Dataset records:
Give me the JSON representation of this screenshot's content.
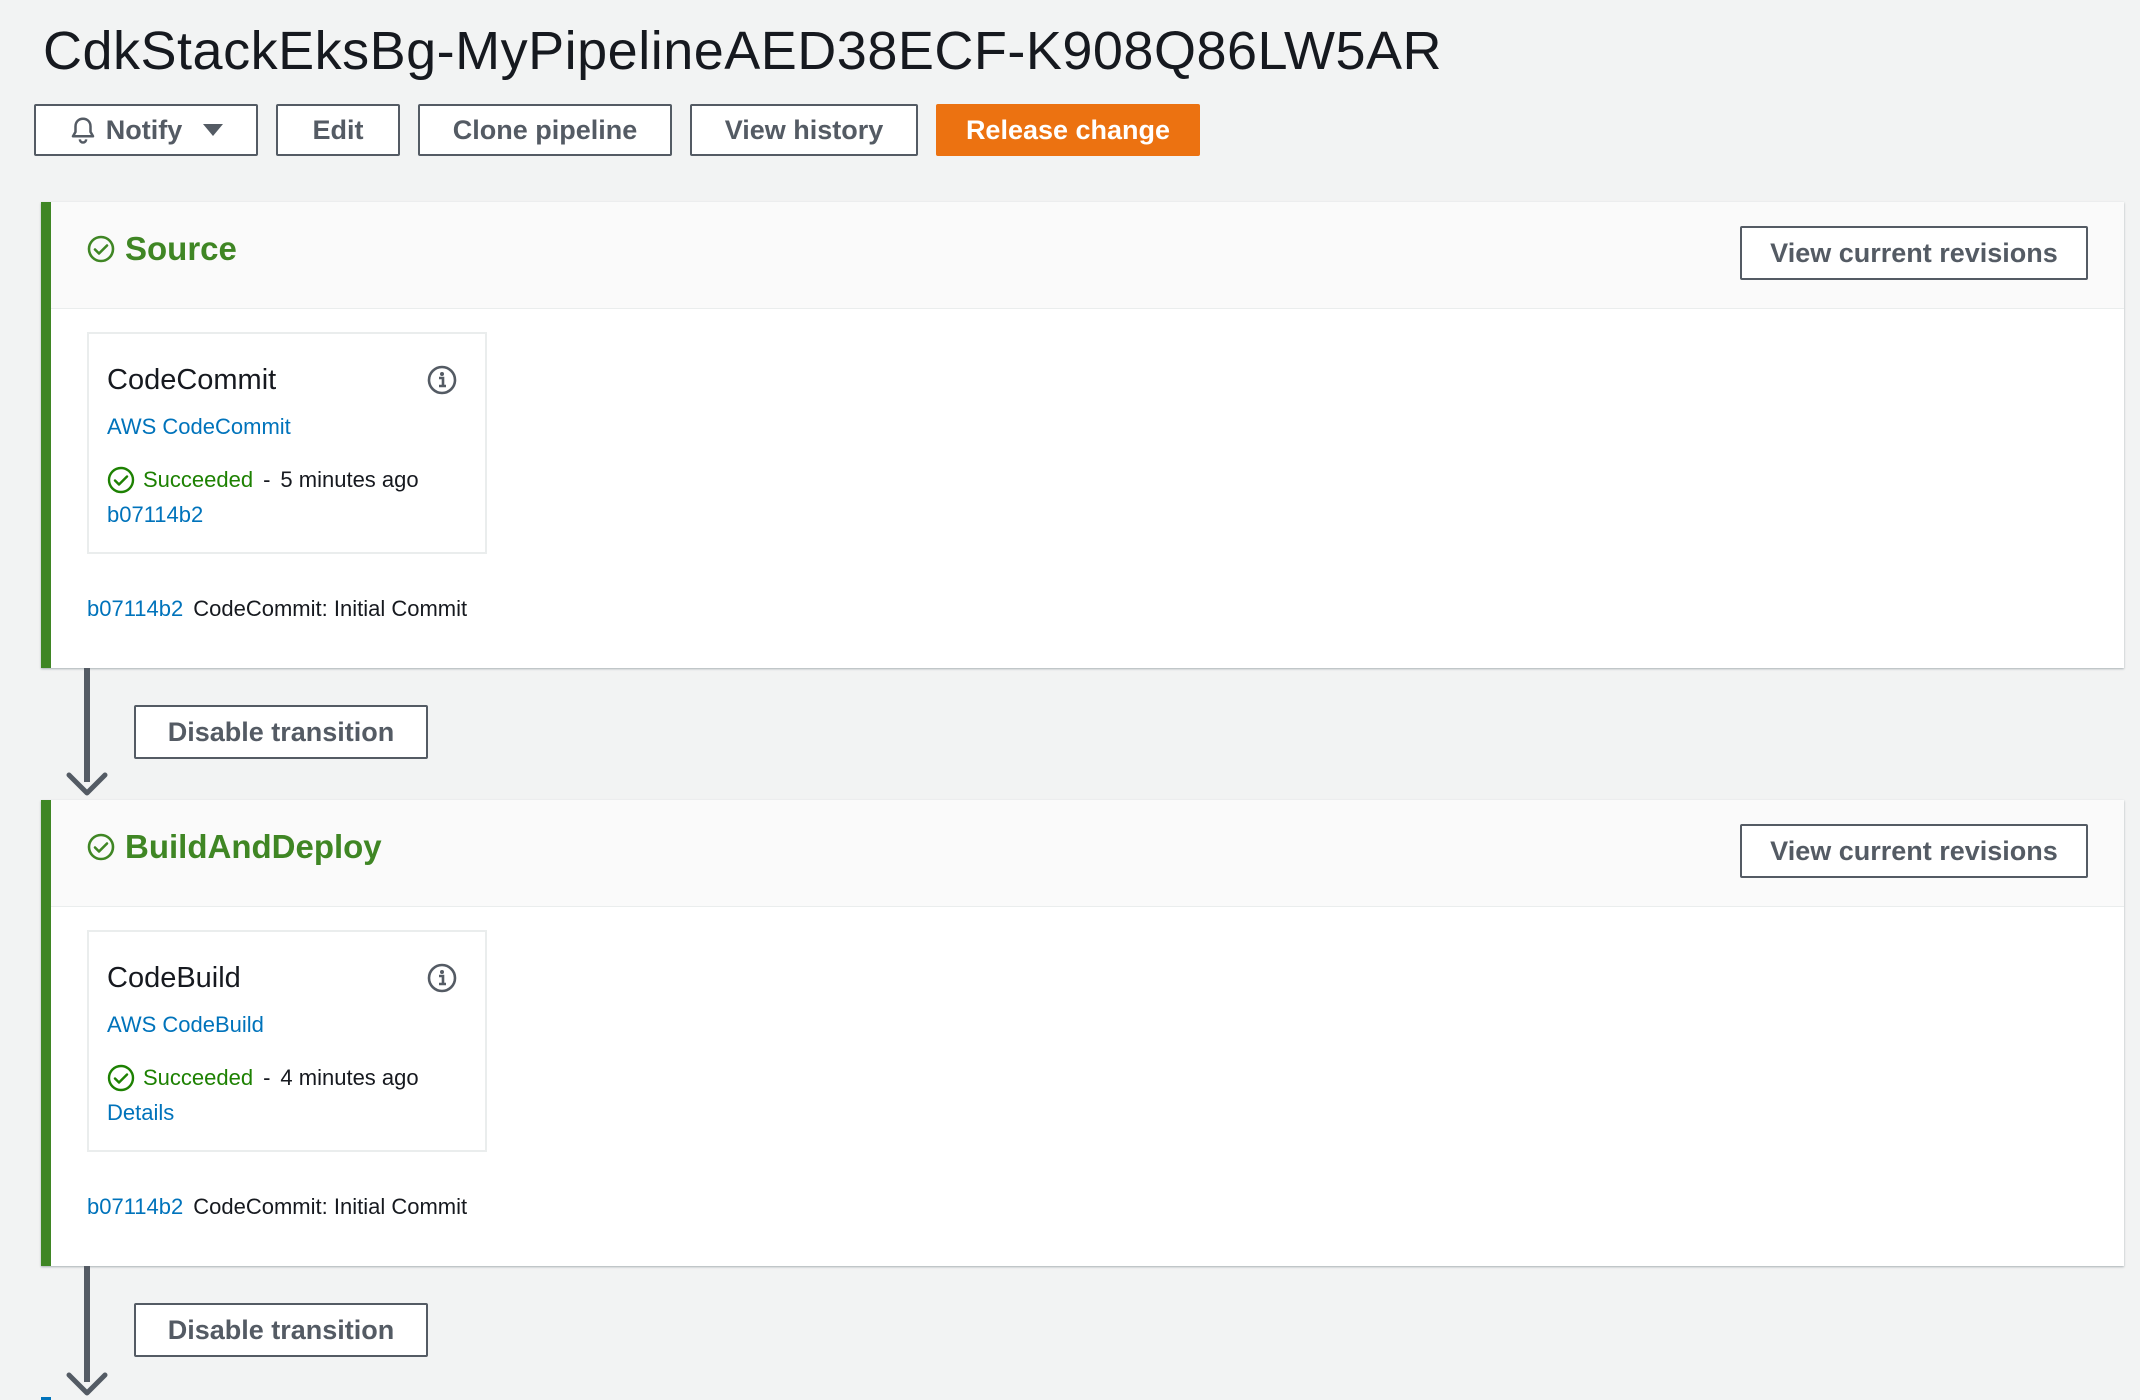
{
  "page": {
    "title": "CdkStackEksBg-MyPipelineAED38ECF-K908Q86LW5AR"
  },
  "toolbar": {
    "notify_label": "Notify",
    "edit_label": "Edit",
    "clone_label": "Clone pipeline",
    "history_label": "View history",
    "release_label": "Release change"
  },
  "colors": {
    "success": "#3f8624",
    "primary": "#ec7211",
    "link": "#0073bb",
    "background": "#f2f3f3"
  },
  "stages": [
    {
      "name": "Source",
      "revisions_button": "View current revisions",
      "action": {
        "name": "CodeCommit",
        "provider": "AWS CodeCommit",
        "status": "Succeeded",
        "separator": "-",
        "time": "5 minutes ago",
        "link": "b07114b2"
      },
      "commit": {
        "id": "b07114b2",
        "message": "CodeCommit: Initial Commit"
      },
      "transition_button": "Disable transition"
    },
    {
      "name": "BuildAndDeploy",
      "revisions_button": "View current revisions",
      "action": {
        "name": "CodeBuild",
        "provider": "AWS CodeBuild",
        "status": "Succeeded",
        "separator": "-",
        "time": "4 minutes ago",
        "link": "Details"
      },
      "commit": {
        "id": "b07114b2",
        "message": "CodeCommit: Initial Commit"
      },
      "transition_button": "Disable transition"
    }
  ],
  "icons": {
    "stage_status": "check-circle-icon",
    "action_info": "info-icon",
    "notify": "bell-icon",
    "dropdown": "caret-down-icon",
    "transition": "arrow-down-icon"
  }
}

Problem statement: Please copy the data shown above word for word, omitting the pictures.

Reply to the task:
Give me the JSON representation of this screenshot's content.
{
  "page": {
    "title": "CdkStackEksBg-MyPipelineAED38ECF-K908Q86LW5AR"
  },
  "toolbar": {
    "notify_label": "Notify",
    "edit_label": "Edit",
    "clone_label": "Clone pipeline",
    "history_label": "View history",
    "release_label": "Release change"
  },
  "colors": {
    "success": "#3f8624",
    "primary": "#ec7211",
    "link": "#0073bb",
    "background": "#f2f3f3"
  },
  "stages": [
    {
      "name": "Source",
      "revisions_button": "View current revisions",
      "action": {
        "name": "CodeCommit",
        "provider": "AWS CodeCommit",
        "status": "Succeeded",
        "separator": "-",
        "time": "5 minutes ago",
        "link": "b07114b2"
      },
      "commit": {
        "id": "b07114b2",
        "message": "CodeCommit: Initial Commit"
      },
      "transition_button": "Disable transition"
    },
    {
      "name": "BuildAndDeploy",
      "revisions_button": "View current revisions",
      "action": {
        "name": "CodeBuild",
        "provider": "AWS CodeBuild",
        "status": "Succeeded",
        "separator": "-",
        "time": "4 minutes ago",
        "link": "Details"
      },
      "commit": {
        "id": "b07114b2",
        "message": "CodeCommit: Initial Commit"
      },
      "transition_button": "Disable transition"
    }
  ],
  "icons": {
    "stage_status": "check-circle-icon",
    "action_info": "info-icon",
    "notify": "bell-icon",
    "dropdown": "caret-down-icon",
    "transition": "arrow-down-icon"
  }
}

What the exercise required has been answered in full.